• _Description of the task_
Write down every entry once more, exactly as it reads.

BEGIN

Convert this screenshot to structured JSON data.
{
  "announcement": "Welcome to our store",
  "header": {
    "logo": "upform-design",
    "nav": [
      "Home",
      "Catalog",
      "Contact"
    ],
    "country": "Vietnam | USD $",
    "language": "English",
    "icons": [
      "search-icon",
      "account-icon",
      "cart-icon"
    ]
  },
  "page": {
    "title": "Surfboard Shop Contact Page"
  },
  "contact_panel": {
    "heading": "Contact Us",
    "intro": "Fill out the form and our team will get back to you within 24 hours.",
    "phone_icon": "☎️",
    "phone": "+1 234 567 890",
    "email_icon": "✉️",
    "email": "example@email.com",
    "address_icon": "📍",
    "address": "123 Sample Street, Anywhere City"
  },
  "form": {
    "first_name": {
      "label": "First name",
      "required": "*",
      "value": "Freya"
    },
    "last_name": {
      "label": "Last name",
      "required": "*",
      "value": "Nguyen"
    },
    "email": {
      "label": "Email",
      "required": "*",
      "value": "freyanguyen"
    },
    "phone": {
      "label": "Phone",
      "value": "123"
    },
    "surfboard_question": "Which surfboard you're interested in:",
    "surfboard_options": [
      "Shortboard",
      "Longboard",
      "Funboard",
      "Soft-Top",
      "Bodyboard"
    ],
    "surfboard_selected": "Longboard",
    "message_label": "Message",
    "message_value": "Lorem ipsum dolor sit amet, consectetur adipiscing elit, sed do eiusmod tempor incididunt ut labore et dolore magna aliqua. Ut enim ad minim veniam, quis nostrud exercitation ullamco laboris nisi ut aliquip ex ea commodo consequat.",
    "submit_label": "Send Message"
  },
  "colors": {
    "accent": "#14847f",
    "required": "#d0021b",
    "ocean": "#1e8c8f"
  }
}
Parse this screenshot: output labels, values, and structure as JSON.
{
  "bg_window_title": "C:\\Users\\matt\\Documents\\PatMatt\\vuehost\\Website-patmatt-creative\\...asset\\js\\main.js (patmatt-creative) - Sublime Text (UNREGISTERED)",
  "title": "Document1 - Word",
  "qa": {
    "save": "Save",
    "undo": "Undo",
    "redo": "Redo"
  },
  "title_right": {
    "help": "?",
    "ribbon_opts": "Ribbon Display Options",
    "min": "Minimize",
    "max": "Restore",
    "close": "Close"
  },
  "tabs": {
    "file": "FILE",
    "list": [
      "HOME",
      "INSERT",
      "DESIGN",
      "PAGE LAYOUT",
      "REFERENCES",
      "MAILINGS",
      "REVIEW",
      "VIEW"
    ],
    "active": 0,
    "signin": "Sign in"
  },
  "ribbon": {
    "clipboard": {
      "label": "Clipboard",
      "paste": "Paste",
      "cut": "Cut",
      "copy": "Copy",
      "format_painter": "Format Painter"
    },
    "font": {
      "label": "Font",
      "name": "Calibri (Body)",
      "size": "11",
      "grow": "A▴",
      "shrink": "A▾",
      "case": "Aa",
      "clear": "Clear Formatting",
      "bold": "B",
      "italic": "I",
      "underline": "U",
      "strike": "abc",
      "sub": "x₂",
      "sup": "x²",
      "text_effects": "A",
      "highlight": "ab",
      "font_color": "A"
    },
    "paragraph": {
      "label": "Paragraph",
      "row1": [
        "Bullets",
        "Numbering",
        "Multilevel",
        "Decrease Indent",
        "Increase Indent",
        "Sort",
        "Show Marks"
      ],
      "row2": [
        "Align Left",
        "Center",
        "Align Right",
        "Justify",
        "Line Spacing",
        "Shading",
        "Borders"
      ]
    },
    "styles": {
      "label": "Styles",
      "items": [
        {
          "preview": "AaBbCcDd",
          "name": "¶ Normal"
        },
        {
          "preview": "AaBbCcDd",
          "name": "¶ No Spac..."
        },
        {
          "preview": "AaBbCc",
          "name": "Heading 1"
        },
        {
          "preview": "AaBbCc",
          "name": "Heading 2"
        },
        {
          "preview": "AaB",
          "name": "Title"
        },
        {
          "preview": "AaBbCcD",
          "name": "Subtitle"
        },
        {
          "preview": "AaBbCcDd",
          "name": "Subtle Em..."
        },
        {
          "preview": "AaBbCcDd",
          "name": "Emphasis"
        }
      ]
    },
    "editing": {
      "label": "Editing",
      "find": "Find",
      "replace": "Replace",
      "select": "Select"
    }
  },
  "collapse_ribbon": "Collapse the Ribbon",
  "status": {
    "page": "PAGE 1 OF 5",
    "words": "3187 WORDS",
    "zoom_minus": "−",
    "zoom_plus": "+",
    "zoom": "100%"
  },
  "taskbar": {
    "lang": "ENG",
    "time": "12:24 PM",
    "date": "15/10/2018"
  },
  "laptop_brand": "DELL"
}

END

• _Response area_
Convert this screenshot to structured JSON data.
{
  "announcement": "Welcome to our store",
  "header": {
    "logo": "upform-design",
    "nav": [
      "Home",
      "Catalog",
      "Contact"
    ],
    "country": "Vietnam | USD $",
    "language": "English",
    "icons": [
      "search-icon",
      "account-icon",
      "cart-icon"
    ]
  },
  "page": {
    "title": "Surfboard Shop Contact Page"
  },
  "contact_panel": {
    "heading": "Contact Us",
    "intro": "Fill out the form and our team will get back to you within 24 hours.",
    "phone_icon": "☎️",
    "phone": "+1 234 567 890",
    "email_icon": "✉️",
    "email": "example@email.com",
    "address_icon": "📍",
    "address": "123 Sample Street, Anywhere City"
  },
  "form": {
    "first_name": {
      "label": "First name",
      "required": "*",
      "value": "Freya"
    },
    "last_name": {
      "label": "Last name",
      "required": "*",
      "value": "Nguyen"
    },
    "email": {
      "label": "Email",
      "required": "*",
      "value": "freyanguyen"
    },
    "phone": {
      "label": "Phone",
      "value": "123"
    },
    "surfboard_question": "Which surfboard you're interested in:",
    "surfboard_options": [
      "Shortboard",
      "Longboard",
      "Funboard",
      "Soft-Top",
      "Bodyboard"
    ],
    "surfboard_selected": "Longboard",
    "message_label": "Message",
    "message_value": "Lorem ipsum dolor sit amet, consectetur adipiscing elit, sed do eiusmod tempor incididunt ut labore et dolore magna aliqua. Ut enim ad minim veniam, quis nostrud exercitation ullamco laboris nisi ut aliquip ex ea commodo consequat.",
    "submit_label": "Send Message"
  },
  "colors": {
    "accent": "#14847f",
    "required": "#d0021b",
    "ocean": "#1e8c8f"
  }
}
Parse this screenshot: output labels, values, and structure as JSON.
{
  "bg_window_title": "C:\\Users\\matt\\Documents\\PatMatt\\vuehost\\Website-patmatt-creative\\...asset\\js\\main.js (patmatt-creative) - Sublime Text (UNREGISTERED)",
  "title": "Document1 - Word",
  "qa": {
    "save": "Save",
    "undo": "Undo",
    "redo": "Redo"
  },
  "title_right": {
    "help": "?",
    "ribbon_opts": "Ribbon Display Options",
    "min": "Minimize",
    "max": "Restore",
    "close": "Close"
  },
  "tabs": {
    "file": "FILE",
    "list": [
      "HOME",
      "INSERT",
      "DESIGN",
      "PAGE LAYOUT",
      "REFERENCES",
      "MAILINGS",
      "REVIEW",
      "VIEW"
    ],
    "active": 0,
    "signin": "Sign in"
  },
  "ribbon": {
    "clipboard": {
      "label": "Clipboard",
      "paste": "Paste",
      "cut": "Cut",
      "copy": "Copy",
      "format_painter": "Format Painter"
    },
    "font": {
      "label": "Font",
      "name": "Calibri (Body)",
      "size": "11",
      "grow": "A▴",
      "shrink": "A▾",
      "case": "Aa",
      "clear": "Clear Formatting",
      "bold": "B",
      "italic": "I",
      "underline": "U",
      "strike": "abc",
      "sub": "x₂",
      "sup": "x²",
      "text_effects": "A",
      "highlight": "ab",
      "font_color": "A"
    },
    "paragraph": {
      "label": "Paragraph",
      "row1": [
        "Bullets",
        "Numbering",
        "Multilevel",
        "Decrease Indent",
        "Increase Indent",
        "Sort",
        "Show Marks"
      ],
      "row2": [
        "Align Left",
        "Center",
        "Align Right",
        "Justify",
        "Line Spacing",
        "Shading",
        "Borders"
      ]
    },
    "styles": {
      "label": "Styles",
      "items": [
        {
          "preview": "AaBbCcDd",
          "name": "¶ Normal"
        },
        {
          "preview": "AaBbCcDd",
          "name": "¶ No Spac..."
        },
        {
          "preview": "AaBbCc",
          "name": "Heading 1"
        },
        {
          "preview": "AaBbCc",
          "name": "Heading 2"
        },
        {
          "preview": "AaB",
          "name": "Title"
        },
        {
          "preview": "AaBbCcD",
          "name": "Subtitle"
        },
        {
          "preview": "AaBbCcDd",
          "name": "Subtle Em..."
        },
        {
          "preview": "AaBbCcDd",
          "name": "Emphasis"
        }
      ]
    },
    "editing": {
      "label": "Editing",
      "find": "Find",
      "replace": "Replace",
      "select": "Select"
    }
  },
  "collapse_ribbon": "Collapse the Ribbon",
  "status": {
    "page": "PAGE 1 OF 5",
    "words": "3187 WORDS",
    "zoom_minus": "−",
    "zoom_plus": "+",
    "zoom": "100%"
  },
  "taskbar": {
    "lang": "ENG",
    "time": "12:24 PM",
    "date": "15/10/2018"
  },
  "laptop_brand": "DELL"
}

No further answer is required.